Wyeth galleries were located on the third floor. There was N.C. Wyeth, Andrew Wyeth and the Bayard and Mary Sharp Wyeth as well as Carolyn Wyeth, Henriette Wyeth and Jamie Wyeth. Although the paintings were appreciative, I was quite disappointed to notice that there were few female artists. www.brandywinemuseum.org
Back to Kennett Square to check out some of the specialty shops with the first being Mrs. Robinson’s Tea Shop, just around the corner from State Street. Although there was someone giving out tea samples to taste, it is not a place that serves tea. I looked for Rooibos tea to find over 20 varieties. The “in” thing these days is to combine the rooibos with other flavors but not “flavorings”. For instance I bought one called Carrot Cake.
There are two more shops to visit on State Street and I love how the local stores point them out to me. I was looking for a chocolate shop in town. Although there wasn’t a listing for one, I did see something called a Chocolate Trail on one tourism website. It listed Eco Boutique as one of the places to buy a brand called TCHO that is coming out from the San Francisco area. More on that at another time.
This cute store, at 103 W. State Street, is owned by Doug Harris whose aim is in sharing a portion of your purchase with the proper charity, such as with a shoe company called Toms with a program called, “buy a shoe, give a shoe”. If you purchase a product from United By Blue, for every product sold, United By Blue removes 1 pound of trash from oceans and waterways.
The boutique also sells a Bella Ryan line of bracelets that you can easily place on your wrist with the other hand as you can push it apart to open, slip on your wrist and close. Large variety of charms to choose from. www.ecoboutiqueksq.comPhilter Coffee is just a few doors down at 111 W. State Street. A philter, from the Old French philtre is a “potion, charm or drug which is supposed to make a person fall in love.” I don’t know about coffee making you fall in love unless it’s one of those first dates of “meet me for coffee”. What makes this place different is their “poured over coffee” manual brewing process involving a funnel system that allows water to drip or pour over coffee slowly to extract more flavor. Kind of a cross between a drip and French press.
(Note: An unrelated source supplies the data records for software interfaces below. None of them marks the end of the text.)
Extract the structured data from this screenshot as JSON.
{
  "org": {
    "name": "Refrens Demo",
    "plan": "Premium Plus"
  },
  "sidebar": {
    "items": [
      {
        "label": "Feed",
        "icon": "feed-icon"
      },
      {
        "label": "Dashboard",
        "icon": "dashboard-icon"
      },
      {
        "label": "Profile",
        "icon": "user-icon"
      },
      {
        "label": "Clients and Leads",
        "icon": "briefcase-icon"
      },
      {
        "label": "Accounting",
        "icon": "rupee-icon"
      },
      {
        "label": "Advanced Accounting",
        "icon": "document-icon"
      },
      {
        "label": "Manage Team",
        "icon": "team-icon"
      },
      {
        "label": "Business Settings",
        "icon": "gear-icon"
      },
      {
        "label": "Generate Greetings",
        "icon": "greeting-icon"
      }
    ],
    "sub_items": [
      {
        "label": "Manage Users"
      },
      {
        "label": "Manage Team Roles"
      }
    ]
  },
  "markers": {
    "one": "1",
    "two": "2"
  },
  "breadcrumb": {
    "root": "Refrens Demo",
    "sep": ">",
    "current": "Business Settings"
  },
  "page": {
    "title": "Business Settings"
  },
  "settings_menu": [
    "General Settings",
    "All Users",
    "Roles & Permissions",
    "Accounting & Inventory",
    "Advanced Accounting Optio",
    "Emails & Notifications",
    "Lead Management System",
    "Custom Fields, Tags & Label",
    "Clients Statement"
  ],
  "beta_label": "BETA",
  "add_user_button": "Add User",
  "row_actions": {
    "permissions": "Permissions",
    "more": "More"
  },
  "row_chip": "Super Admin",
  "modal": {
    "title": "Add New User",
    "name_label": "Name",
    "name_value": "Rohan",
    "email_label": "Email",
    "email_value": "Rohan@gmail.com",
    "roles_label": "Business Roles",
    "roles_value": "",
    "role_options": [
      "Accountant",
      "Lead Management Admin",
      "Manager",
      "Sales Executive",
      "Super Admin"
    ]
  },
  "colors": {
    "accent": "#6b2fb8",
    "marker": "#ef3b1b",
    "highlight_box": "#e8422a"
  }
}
Not all of the coffees are done this way. They offer four of these coffees each day as well as a line of espresso drinks.
Philter has partnered with Ceremony Coffee Roasters from Maryland as the provider for the beans. You can also get sandwiches and pastries as well. www.philtercoffee.com
In case you are interested in products to brew your own coffee, Philter has a small line that includes one from a company called Aerobie that produces AeroPress. The portable AeroPress measuring level gives the option of espresso or regular coffee. Stir the water and coffee, wait 30 seconds and then press it slowly. The result is a coffee with a “crème” that tastes great even without milk or sugar. www.aerobie.com. Go to www.aeropress.com where you can also get their JavaJug and coffee grinder.
Tuckered out and checking into the Hilton Garden Inn Kennett Square at 815 E. Baltimore Pike. This time we each had a room with a bathroom. I requested a room for people with disabilities. It was furthest down the hall from the elevator, which meant a long walk. Why was it located there? I was told that it has to be near a stairway door. In case of a fire, the person would need assistance getting down the stairs. This is good for someone who requires a wheelchair. I had to limp to the room with my cane. The room itself seemed to be suited for not only physical impairment but hearing as well.
I loved the layout of the lobby, open and airy, that housed the Great American Grille and Bar which appeared to be used for breakfast and dinner. Business center located on same floor.
Having experienced quite a busy itinerary, we decided to simply “hang” for the evening and eat leftovers since there was a refrigerator in the room to store them and a microwave to reheat. After a good night’s sleep (the bed had one of the sleep number gadgets), we were on the road and back to Queens.